* **ABOUT THIS EXERCISE**: What lines in the following entries hold the word "text"? Copy each one.

__________________________________________________

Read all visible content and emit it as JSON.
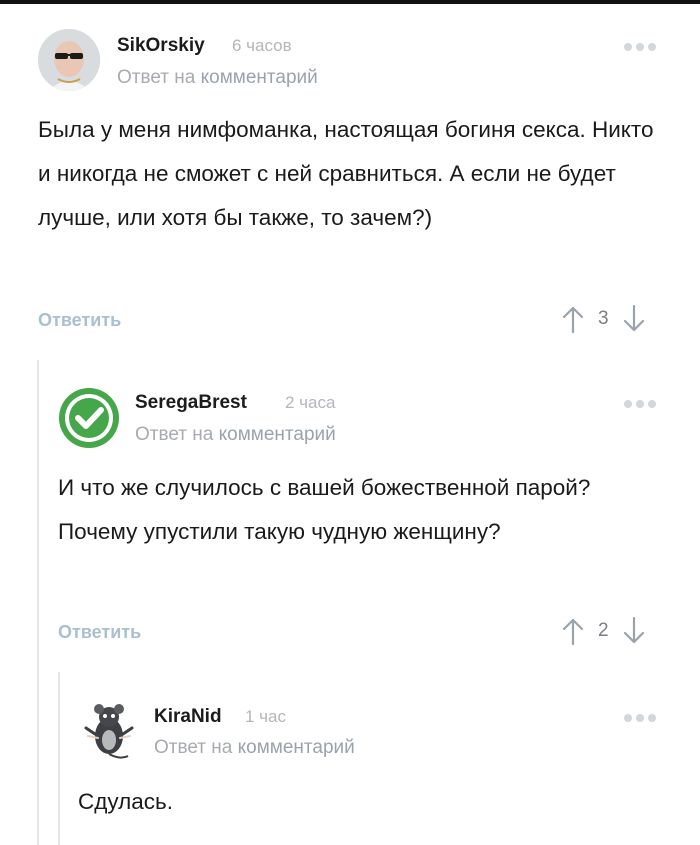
{
  "comments": [
    {
      "author": "SikOrskiy",
      "time": "6 часов",
      "reply_prefix": "Ответ на",
      "reply_target": "комментарий",
      "text": "Была у меня нимфоманка, настоящая богиня секса. Никто и никогда не сможет с ней сравниться. А если не будет лучше, или хотя бы также, то зачем?)",
      "reply_label": "Ответить",
      "score": "3"
    },
    {
      "author": "SeregaBrest",
      "time": "2 часа",
      "reply_prefix": "Ответ на",
      "reply_target": "комментарий",
      "text": "И что же случилось с вашей божественной парой? Почему упустили такую чудную женщину?",
      "reply_label": "Ответить",
      "score": "2"
    },
    {
      "author": "KiraNid",
      "time": "1 час",
      "reply_prefix": "Ответ на",
      "reply_target": "комментарий",
      "text": "Сдулась."
    }
  ],
  "colors": {
    "accent_link": "#a9c0cf",
    "thread_line": "#e3e6ea",
    "check_green": "#46a64a"
  },
  "icons": [
    "more-icon",
    "arrow-up-icon",
    "arrow-down-icon",
    "check-icon",
    "rat-icon"
  ]
}
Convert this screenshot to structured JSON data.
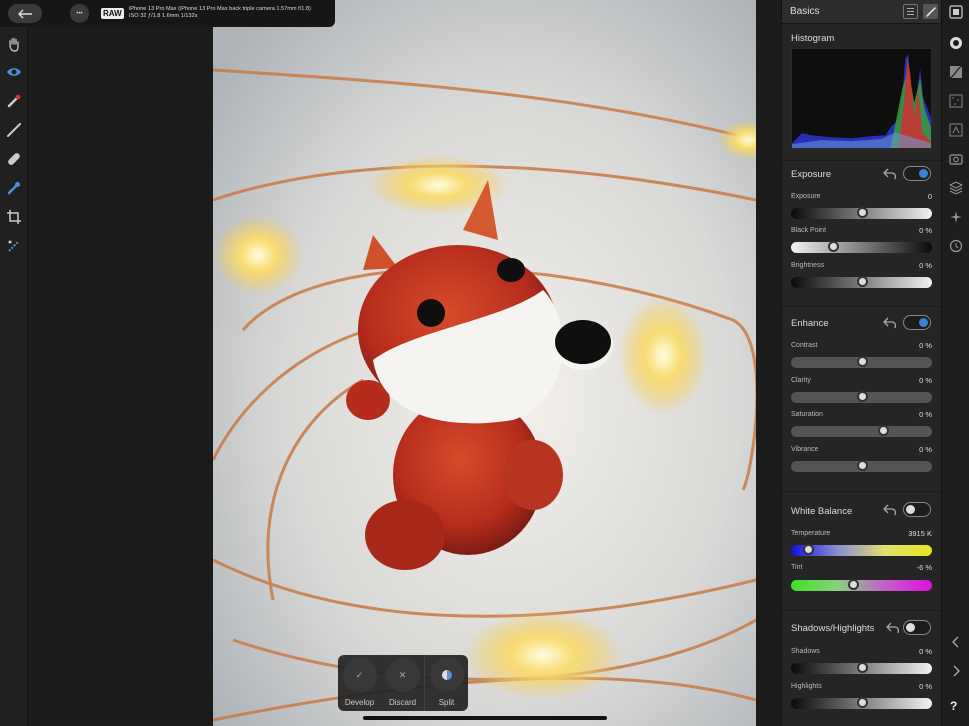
{
  "topbar": {
    "raw_badge": "RAW",
    "camera_line1": "iPhone 13 Pro Max (iPhone 13 Pro Max back triple camera 1.57mm f/1.8)",
    "camera_line2": "ISO 32 ƒ/1.8 1.6mm 1/132s",
    "more_label": "•••"
  },
  "panel": {
    "title": "Basics",
    "histogram_title": "Histogram",
    "sections": {
      "exposure": {
        "title": "Exposure",
        "enabled": true,
        "sliders": [
          {
            "label": "Exposure",
            "value": "0",
            "position": 0.5
          },
          {
            "label": "Black Point",
            "value": "0 %",
            "position": 0.3
          },
          {
            "label": "Brightness",
            "value": "0 %",
            "position": 0.5
          }
        ]
      },
      "enhance": {
        "title": "Enhance",
        "enabled": true,
        "sliders": [
          {
            "label": "Contrast",
            "value": "0 %",
            "position": 0.5
          },
          {
            "label": "Clarity",
            "value": "0 %",
            "position": 0.5
          },
          {
            "label": "Saturation",
            "value": "0 %",
            "position": 0.65
          },
          {
            "label": "Vibrance",
            "value": "0 %",
            "position": 0.5
          }
        ]
      },
      "white_balance": {
        "title": "White Balance",
        "enabled": false,
        "sliders": [
          {
            "label": "Temperature",
            "value": "3915 K",
            "position": 0.12
          },
          {
            "label": "Tint",
            "value": "-6 %",
            "position": 0.44
          }
        ]
      },
      "shadows_highlights": {
        "title": "Shadows/Highlights",
        "enabled": false,
        "sliders": [
          {
            "label": "Shadows",
            "value": "0 %",
            "position": 0.5
          },
          {
            "label": "Highlights",
            "value": "0 %",
            "position": 0.5
          }
        ]
      }
    }
  },
  "actions": {
    "develop": "Develop",
    "discard": "Discard",
    "split": "Split",
    "develop_glyph": "✓",
    "discard_glyph": "✕"
  },
  "studio": {
    "help_label": "?"
  },
  "colors": {
    "accent": "#3b7fd6",
    "panel_bg": "#252525"
  }
}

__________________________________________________

* **RESULT**:
      "text": "Была у меня нимфоманка, настоящая богиня секса. Никто и никогда не сможет с ней сравниться. А если не будет лучше, или хотя бы также, то зачем?)",
      "text": "И что же случилось с вашей божественной парой? Почему упустили такую чудную женщину?",
      "text": "Сдулась."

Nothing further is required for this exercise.